- Family and caregivers of adoptees from countries where hepatitis A is common
- People with chronic or long-term liver disease, including hepatitis B or hepatitis C
- People with clotting-factor disorders such as hemophilia
- People with direct contact with others who have hepatitis A
Hepatitis A vaccine has been part of the routine childhood vaccination schedule in the United States since 2006. Most adults were not vaccinated as children, so everyone should check with their doctor to find out whether they have received the vaccine, and if not, get vaccinated to prevent infection.
The CDC has more information about hepatitis A vaccination and prevention.
How else can you prevent getting hepatitis A?
Hepatitis A usually spreads when a person unknowingly ingests the virus from objects, food, or drinks contaminated by tiny, undetectable bits of stool from an infected person.

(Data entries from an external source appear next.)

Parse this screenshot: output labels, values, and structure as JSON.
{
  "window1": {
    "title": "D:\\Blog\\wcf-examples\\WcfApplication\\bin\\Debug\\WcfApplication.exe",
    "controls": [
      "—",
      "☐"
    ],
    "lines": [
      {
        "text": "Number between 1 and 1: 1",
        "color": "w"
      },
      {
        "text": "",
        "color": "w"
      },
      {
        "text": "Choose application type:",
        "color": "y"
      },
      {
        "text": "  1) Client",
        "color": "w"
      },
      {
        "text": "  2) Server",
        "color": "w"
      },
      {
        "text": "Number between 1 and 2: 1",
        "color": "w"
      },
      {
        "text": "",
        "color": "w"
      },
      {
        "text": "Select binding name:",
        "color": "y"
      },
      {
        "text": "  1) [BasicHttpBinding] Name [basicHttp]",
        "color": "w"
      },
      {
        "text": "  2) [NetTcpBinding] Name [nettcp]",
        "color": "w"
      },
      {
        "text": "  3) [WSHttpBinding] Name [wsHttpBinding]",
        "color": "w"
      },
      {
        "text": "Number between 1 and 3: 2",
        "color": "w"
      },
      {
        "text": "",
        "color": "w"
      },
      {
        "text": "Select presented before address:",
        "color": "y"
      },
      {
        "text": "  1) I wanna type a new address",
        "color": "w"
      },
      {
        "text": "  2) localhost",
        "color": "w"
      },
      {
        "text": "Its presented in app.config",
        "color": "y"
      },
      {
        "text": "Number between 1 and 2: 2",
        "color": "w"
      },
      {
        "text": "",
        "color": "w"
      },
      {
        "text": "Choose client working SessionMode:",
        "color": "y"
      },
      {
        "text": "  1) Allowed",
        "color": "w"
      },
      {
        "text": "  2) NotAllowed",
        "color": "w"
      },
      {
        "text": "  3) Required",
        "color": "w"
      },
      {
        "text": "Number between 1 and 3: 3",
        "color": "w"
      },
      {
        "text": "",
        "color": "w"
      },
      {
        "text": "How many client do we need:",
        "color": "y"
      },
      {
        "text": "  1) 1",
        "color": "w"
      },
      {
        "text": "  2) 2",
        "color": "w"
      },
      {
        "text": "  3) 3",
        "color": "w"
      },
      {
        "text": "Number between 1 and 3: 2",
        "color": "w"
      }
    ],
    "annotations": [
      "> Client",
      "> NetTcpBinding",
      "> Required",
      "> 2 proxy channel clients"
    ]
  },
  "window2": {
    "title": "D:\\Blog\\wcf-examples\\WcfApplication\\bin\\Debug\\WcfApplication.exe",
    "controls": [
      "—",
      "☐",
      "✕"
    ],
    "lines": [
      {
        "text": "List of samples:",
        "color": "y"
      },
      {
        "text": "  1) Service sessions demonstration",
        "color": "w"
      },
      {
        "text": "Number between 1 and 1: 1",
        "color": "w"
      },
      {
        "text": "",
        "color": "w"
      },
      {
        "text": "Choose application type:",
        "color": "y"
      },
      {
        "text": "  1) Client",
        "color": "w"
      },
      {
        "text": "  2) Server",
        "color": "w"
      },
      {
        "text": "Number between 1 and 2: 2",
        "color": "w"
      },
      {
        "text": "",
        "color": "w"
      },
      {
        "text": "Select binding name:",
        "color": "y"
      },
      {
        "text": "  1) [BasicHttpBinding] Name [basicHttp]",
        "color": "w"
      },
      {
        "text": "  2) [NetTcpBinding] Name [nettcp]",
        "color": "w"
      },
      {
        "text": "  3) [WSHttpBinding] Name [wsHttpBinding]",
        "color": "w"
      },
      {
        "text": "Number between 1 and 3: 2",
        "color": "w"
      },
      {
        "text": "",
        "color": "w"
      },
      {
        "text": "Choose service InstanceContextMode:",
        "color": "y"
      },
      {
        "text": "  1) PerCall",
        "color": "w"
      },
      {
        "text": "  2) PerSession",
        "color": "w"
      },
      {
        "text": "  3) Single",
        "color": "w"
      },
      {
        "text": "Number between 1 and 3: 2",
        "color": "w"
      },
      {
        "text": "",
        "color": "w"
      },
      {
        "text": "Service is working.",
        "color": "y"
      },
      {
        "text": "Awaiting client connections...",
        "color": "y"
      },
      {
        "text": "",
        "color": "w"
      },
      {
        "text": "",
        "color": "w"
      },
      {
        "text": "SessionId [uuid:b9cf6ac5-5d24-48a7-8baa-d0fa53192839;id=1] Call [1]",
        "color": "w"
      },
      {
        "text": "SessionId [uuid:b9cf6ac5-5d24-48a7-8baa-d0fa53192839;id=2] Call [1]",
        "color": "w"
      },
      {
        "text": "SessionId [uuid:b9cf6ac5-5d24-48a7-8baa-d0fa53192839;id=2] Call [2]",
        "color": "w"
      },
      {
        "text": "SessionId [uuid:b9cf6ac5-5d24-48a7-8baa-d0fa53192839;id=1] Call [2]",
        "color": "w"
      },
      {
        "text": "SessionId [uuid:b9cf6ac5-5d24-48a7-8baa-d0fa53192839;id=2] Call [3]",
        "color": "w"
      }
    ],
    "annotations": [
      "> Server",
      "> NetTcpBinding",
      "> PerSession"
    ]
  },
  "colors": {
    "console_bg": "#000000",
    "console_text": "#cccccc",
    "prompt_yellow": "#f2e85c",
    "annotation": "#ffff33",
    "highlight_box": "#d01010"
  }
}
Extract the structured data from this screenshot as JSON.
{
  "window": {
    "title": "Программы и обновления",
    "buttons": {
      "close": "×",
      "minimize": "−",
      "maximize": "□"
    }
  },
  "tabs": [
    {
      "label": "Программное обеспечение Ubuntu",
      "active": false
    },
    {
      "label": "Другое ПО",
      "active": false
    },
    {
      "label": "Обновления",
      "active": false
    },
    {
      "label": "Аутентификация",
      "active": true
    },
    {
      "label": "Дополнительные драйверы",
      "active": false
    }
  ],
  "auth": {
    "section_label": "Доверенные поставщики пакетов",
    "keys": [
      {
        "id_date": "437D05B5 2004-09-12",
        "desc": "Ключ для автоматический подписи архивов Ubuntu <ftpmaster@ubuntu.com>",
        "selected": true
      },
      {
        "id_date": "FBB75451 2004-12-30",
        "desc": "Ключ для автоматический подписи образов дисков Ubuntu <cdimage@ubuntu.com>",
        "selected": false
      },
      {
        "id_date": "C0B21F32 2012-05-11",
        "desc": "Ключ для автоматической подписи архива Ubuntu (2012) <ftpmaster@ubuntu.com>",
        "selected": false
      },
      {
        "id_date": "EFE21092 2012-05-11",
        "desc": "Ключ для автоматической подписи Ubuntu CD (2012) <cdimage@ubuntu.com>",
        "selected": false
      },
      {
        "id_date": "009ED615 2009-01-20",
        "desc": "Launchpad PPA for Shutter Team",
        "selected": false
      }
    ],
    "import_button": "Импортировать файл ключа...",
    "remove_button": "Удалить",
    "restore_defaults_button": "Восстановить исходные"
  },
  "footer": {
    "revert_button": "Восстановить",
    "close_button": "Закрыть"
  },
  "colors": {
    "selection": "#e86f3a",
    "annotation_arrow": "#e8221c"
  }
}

Good hand hygiene is important for prevention in case you’ve come into contact with the virus. Always wash your hands with warm water and soap after toileting, changing a diaper, having sex, and before preparing food.
Hepatitis A can also spread through any kind of sexual activity with someone who is infected with hepatitis A virus. Condoms and other measures to prevent STDs do not prevent hepatitis A.
Food can also become contaminated with the hepatitis A virus at many points along the supply chain, so make sure you thoroughly rinse fresh fruits and vegetables before eating and cook seafood, poultry, and meat thoroughly. Avoid cross contamination of cooking surfaces and containers to prevent germs from raw foods from getting into contact with foods that won’t be cooked before eating.
For more information on hepatitis A and for resources for high-risk groups: kingcounty.gov/hepA